Thank you Madam President and thank you to the two Under-Secretaries-General for your helpful briefings.
Madam President, I’d like to structure my remarks around six headings:
- The UK position on the Golan;
- UN Security Council Resolutions;
- What this means for the international order;
- Israel’s right to security;
- The Middle East Peace Process;
- and UNDOF.
On the first point, the United Kingdom’s position has not changed Madam President. It is our position that the Golan Heights is territory occupied by Israel.
The turbulent history of the region is of course well-known. Following the 1967 Six-Day War, Israel took control of the Golan, including the disputed Sheba’a Farms, and in 1981 took the decision to annex the territory. The United Kingdom did not recognise that annexation and nor do we today.
Annexation of territory by force is prohibited under international law, including the UN Charter. In addition, under the Law of State Responsibility, states are obliged not recognise the annexation of territory as a result of force.
Turning to the UN Security Council Resolutions; it is important, Madam President, that we uphold the relevant UN Security Resolutions. Security Council Resolution 242 – which the then British delegation had the honour to pen – was adopted unanimously by the UN Security Council on November 22, 1967. British sponsored, it called on all parties to end territorial claims, acknowledge the sovereignty, territorial integrity and political independence of every state in the area and for “the withdrawal of Israeli armed forces from territories occupied in the recent conflict”.
We recall, Madame President, that Security Council Resolution 497, adopted unanimously on 17 December 1981, decided that the Israeli Golan Heights Law, which effectively annexed the Golan Heights, is “null and void and without international legal effect” and it further demanded that Israel rescind its action.
The decision by the United States to recognise Israeli sovereignty over the Golan Heights is in contravention of UN Security Council Resolution 497.
In terms of international order, Madame President, the United Kingdom firmly believes that the rules based international system has increased states’ ability to resolve their differences peacefully, and it has provided a framework for the greatest sustained rise in prosperity which mankind has seen.
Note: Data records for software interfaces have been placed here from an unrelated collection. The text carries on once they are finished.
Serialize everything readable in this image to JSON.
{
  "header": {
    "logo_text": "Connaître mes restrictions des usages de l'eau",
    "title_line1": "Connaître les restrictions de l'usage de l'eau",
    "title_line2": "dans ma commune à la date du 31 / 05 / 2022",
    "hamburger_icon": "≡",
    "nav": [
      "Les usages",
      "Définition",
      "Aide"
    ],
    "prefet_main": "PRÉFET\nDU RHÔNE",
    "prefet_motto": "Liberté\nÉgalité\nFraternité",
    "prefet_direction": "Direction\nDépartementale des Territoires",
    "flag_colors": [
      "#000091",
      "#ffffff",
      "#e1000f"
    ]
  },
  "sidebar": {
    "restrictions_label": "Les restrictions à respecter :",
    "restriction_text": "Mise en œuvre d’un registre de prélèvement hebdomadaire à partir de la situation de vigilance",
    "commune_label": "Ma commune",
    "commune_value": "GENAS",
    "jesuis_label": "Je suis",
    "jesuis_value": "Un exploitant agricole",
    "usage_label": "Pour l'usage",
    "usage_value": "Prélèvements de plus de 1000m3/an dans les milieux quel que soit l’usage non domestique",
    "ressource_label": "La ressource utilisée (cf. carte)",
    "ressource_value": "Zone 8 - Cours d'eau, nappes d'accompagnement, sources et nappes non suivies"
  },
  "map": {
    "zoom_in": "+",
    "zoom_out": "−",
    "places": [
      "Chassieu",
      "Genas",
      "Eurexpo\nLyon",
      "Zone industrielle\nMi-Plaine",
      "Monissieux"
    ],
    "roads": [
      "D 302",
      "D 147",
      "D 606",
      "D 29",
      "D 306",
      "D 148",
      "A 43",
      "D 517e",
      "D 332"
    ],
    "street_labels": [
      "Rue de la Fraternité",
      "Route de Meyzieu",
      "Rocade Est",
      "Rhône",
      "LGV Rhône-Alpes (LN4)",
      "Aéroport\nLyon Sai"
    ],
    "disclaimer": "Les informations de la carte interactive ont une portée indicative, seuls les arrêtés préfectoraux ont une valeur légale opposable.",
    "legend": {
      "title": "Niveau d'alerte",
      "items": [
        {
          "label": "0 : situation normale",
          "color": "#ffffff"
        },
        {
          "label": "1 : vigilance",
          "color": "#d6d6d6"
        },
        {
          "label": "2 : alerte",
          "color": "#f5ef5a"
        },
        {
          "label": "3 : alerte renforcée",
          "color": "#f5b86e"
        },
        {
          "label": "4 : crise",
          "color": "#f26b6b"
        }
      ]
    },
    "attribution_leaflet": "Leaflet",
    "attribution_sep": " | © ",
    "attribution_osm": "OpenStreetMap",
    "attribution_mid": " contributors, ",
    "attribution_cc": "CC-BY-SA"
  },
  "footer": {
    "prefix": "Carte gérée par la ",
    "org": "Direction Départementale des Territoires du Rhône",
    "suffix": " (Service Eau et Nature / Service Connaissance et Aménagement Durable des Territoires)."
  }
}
This is why the United Kingdom thinks we should work hard with our international partners to nurture and protect these rules.
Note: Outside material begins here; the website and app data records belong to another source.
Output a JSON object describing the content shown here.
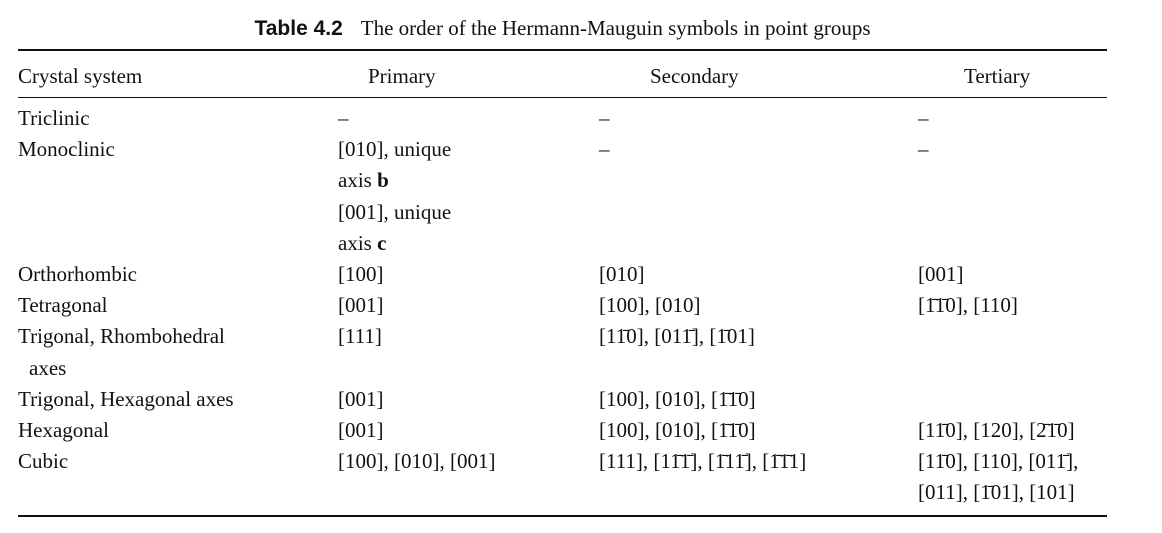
{
  "caption": {
    "label": "Table 4.2",
    "text": "The order of the Hermann-Mauguin symbols in point groups"
  },
  "table": {
    "headers": [
      "Crystal system",
      "Primary",
      "Secondary",
      "Tertiary"
    ],
    "rows": [
      {
        "system": [
          "Triclinic"
        ],
        "primary": [
          "–"
        ],
        "secondary": [
          "–"
        ],
        "tertiary": [
          "–"
        ]
      },
      {
        "system": [
          "Monoclinic"
        ],
        "primary": [
          "[010], unique",
          "axis b",
          "[001], unique",
          "axis c"
        ],
        "secondary": [
          "–"
        ],
        "tertiary": [
          "–"
        ]
      },
      {
        "system": [
          "Orthorhombic"
        ],
        "primary": [
          "[100]"
        ],
        "secondary": [
          "[010]"
        ],
        "tertiary": [
          "[001]"
        ]
      },
      {
        "system": [
          "Tetragonal"
        ],
        "primary": [
          "[001]"
        ],
        "secondary": [
          "[100], [010]"
        ],
        "tertiary": [
          "[1̄1̄0], [110]"
        ]
      },
      {
        "system": [
          "Trigonal, Rhombohedral",
          "axes"
        ],
        "primary": [
          "[111]"
        ],
        "secondary": [
          "[11̄0], [011̄], [1̄​01]"
        ],
        "tertiary": []
      },
      {
        "system": [
          "Trigonal, Hexagonal axes"
        ],
        "primary": [
          "[001]"
        ],
        "secondary": [
          "[100], [010], [1̄1̄0]"
        ],
        "tertiary": []
      },
      {
        "system": [
          "Hexagonal"
        ],
        "primary": [
          "[001]"
        ],
        "secondary": [
          "[100], [010], [1̄1̄0]"
        ],
        "tertiary": [
          "[11̄0], [120], [2̄1̄0]"
        ]
      },
      {
        "system": [
          "Cubic"
        ],
        "primary": [
          "[100], [010], [001]"
        ],
        "secondary": [
          "[111], [11̄1̄], [1̄11̄], [1̄1̄1]"
        ],
        "tertiary": [
          "[11̄0], [110], [011̄],",
          "[011], [1̄01], [101]"
        ]
      }
    ]
  }
}
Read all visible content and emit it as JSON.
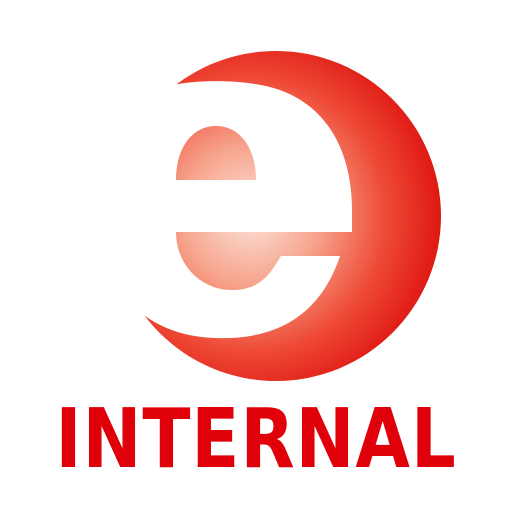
{
  "logo": {
    "icon": "e-letter-globe-icon",
    "wordmark": "INTERNAL",
    "colors": {
      "brand_red": "#e0000a",
      "sphere_highlight": "#fbe3da",
      "sphere_mid": "#f0644a",
      "sphere_edge": "#de1410",
      "background": "#ffffff"
    }
  }
}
Madame President, the right to self defence is inherent. Israel has a right to defend itself. She has a right to security and her people has a right to live in safety. We do not wish to diminish Israel’s genuine security concerns. We fully support her right to defend herself and urge, the Asad Regime, Iran and Hizbollah to refrain from actions which will only lead to increased instability in the region as well as put civilians at risk. As the US Representative has noted, Syria has allowed the use of its territory to launch missiles at Israel and at Israeli civilians. This is not acceptable. But at the same time Madame President, we emphasise importance of adhering to rules-based international system and abiding by UNSCRs which are designed to protect that system. And this is true irrespective of the importance of the Golan is to Israel’s security, or of the lack of progress in peace talks.
Turning to the peace talks; Resolution 242 enshrined the concept of land for peace and this has proven successful in ending the conflict between Israel, Jordan and Egypt. We believe it remains a basic principle for resolving peace between Israel, the Palestinians and other neighbours.
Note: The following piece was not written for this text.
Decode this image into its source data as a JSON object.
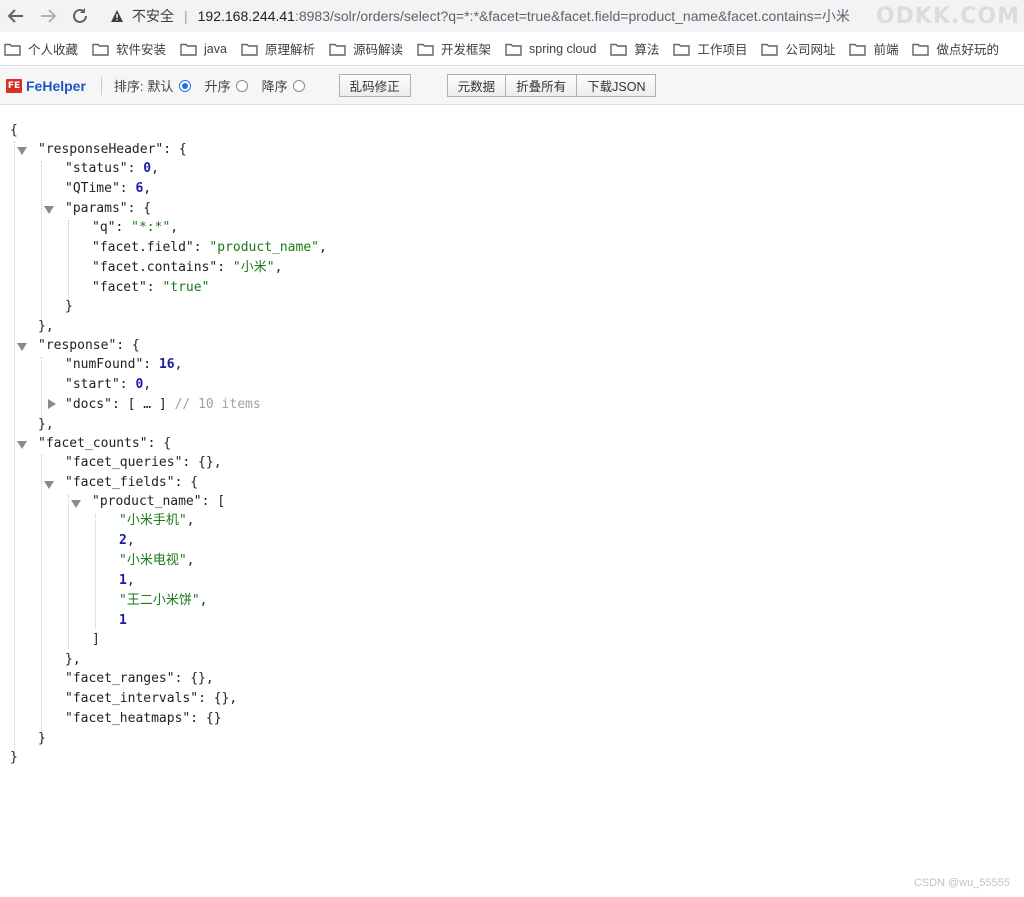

I want to emphasise, Madame President, that we strongly welcome the US’s efforts on the Middle East Peace Process and we encourage the US Administration to bring forward detailed proposals for a viable Israeli-Palestinian peace agreement that addresses the legitimate concerns of both parties. We continue to believe that the best way to achieve this is through substantive peace talks between the parties leading to a two-state solution.
Finally, Madame President, turning to UNDOF; the United Kingdom expresses its strong support for UNDOF. It should be the only armed forces active in the area of separation. The presence and activity of any other armed forces, armed personnel and/or military equipment of any kind in the area of separation contravenes the Disengagement of Forces Agreement and Security Council Resolution 2394 of 2017. The United Kingdom remains committed to supporting UNDOF’s mandate and we look forward to engaging in discussions regarding its renewal in June.
Thank you Madam President.
- March 27, 2019 at 11:44 pm by Editor (displayed above)
- March 27, 2019 at 11:44 pm by Editor